With Dubuque he was finding the talent as the GM as well as coaching. Gaudreau and Girgensons fit the level of work ethic he pretty clearly wants. I like the goal sheet he had them fill out. I doubt that’s something that is done with professionals, but I like that effort he took to help his teenage players grow as adults. That’s the type of thing someone truly interested in teaching and developing would do.
At the University of Denver those attributes seem to be on display even more. The one consistent thing you hear about him and his Denver clubs is about how good the locker room is and how much the players love each other.
Two of the prominent players from his Denver teams were Will Butcher and Danton Heinen. Butcher refused to sign with the Colorado Avalanche after completing his college career, then promptly had 44 points as a rookie defenseman with New Jersey. Heinen has been great for the Boston Bruins, registering 47 points of his own while being good defensively.
Denver still has Henrik Borgstrom producing. He was the Florida Panthers first round draft pick last year. Anaheim Ducks pick Troy Terry produced at a similar level on his wing. I think the point is pretty clear by now. Montgomery develops and nurtures offensive talent on top of the locker room stuff you hear so much about.

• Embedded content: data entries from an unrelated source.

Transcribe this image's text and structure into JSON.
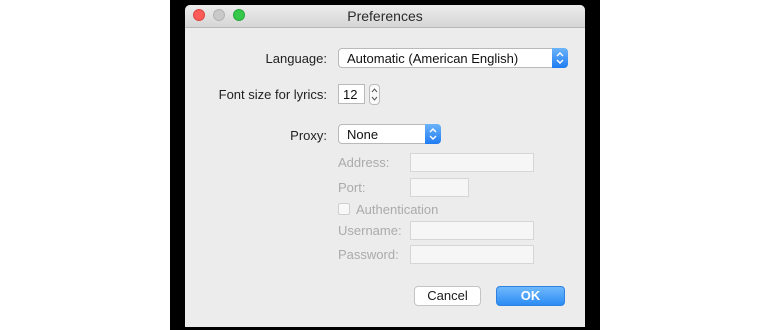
{
  "window": {
    "title": "Preferences"
  },
  "language": {
    "label": "Language:",
    "value": "Automatic (American English)"
  },
  "font_size": {
    "label": "Font size for lyrics:",
    "value": "12"
  },
  "proxy": {
    "label": "Proxy:",
    "value": "None",
    "address_label": "Address:",
    "port_label": "Port:",
    "authentication_label": "Authentication",
    "username_label": "Username:",
    "password_label": "Password:"
  },
  "buttons": {
    "cancel": "Cancel",
    "ok": "OK"
  },
  "colors": {
    "accent": "#2c8cf4",
    "close": "#fc5b57",
    "zoom": "#35c84a"
  }
}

If you’re the Stars isn’t that exactly what you want? Don’t you want someone like Montgomery to work with Jason Dickinson, Val Nichushkin, Roope Hintz, and Denis Gurianov? How about Julius Honka and Miro Heiskanen?
The anecdotal stuff is fine, but how does he do it? What does he do that would translate to the Stars?
I pulled these gifs from Denver’s NCAA Tournament matchup with Ohio State in late March. The entire game is on Youtube. I planned to sit down to watch the entire game, track it, and make gifs throughout. I watched half of the first period and realized I’ve seen this before.
Denver is in the dark uniform. Notice how they circle back to look for a good opening to create an offensive opportunity. Puck. Possession.
They control their own blueline. In the 14 minutes or so I watched Denver forced 15 dump ins by Ohio State. They never allowed Ohio State to enter the zone with a pass, and only allowed them to carry the puck in three times.
Defensemen are key to what Montgomery does. They skate. They pass. They get the puck out of the zone, usually with possession. They exited the zone 22 times in the stretch I tracked. They only dumped it out four times. Nine times they carried it out and another nine times they exited with a pass.
More of the same:
I don’t know who this is, but watch the Denver player confidently skate the puck out of the zone through two Ohio State attackers.
Ohio State does adjust later and start generating more chances, but Denver hockey is pretty straightforward. Their previous game against Penn State is online too. It’s more of the same, but a quicker pace given that they are playing a weaker opponent.
Denver hockey is about keeping possession of the puck. Denver had a 56.5% Corsi For percentage in the 2018 season. The defensemen drive the play away from their own end. Butcher won the Hobey Baker under this system. How do you think John Klingberg would look? Or Julius Honka?
I can’t help but watch the Denver defensemen and think of Heiskanen.
Montgomery has been successful at every level. He was a dominant offensive player everywhere except the NHL. He has a proven track record of developing high end offensive talent and maintaining a close-knit locker room. His system looks like what you see in the modern NHL, and the Stars projected defense corps fits very well with it. Anything can happen in an interview process. There’s no guarantee he would be interested in the job or that the Stars are pursuing him, but you could do a lot worse than Jim Montgomery.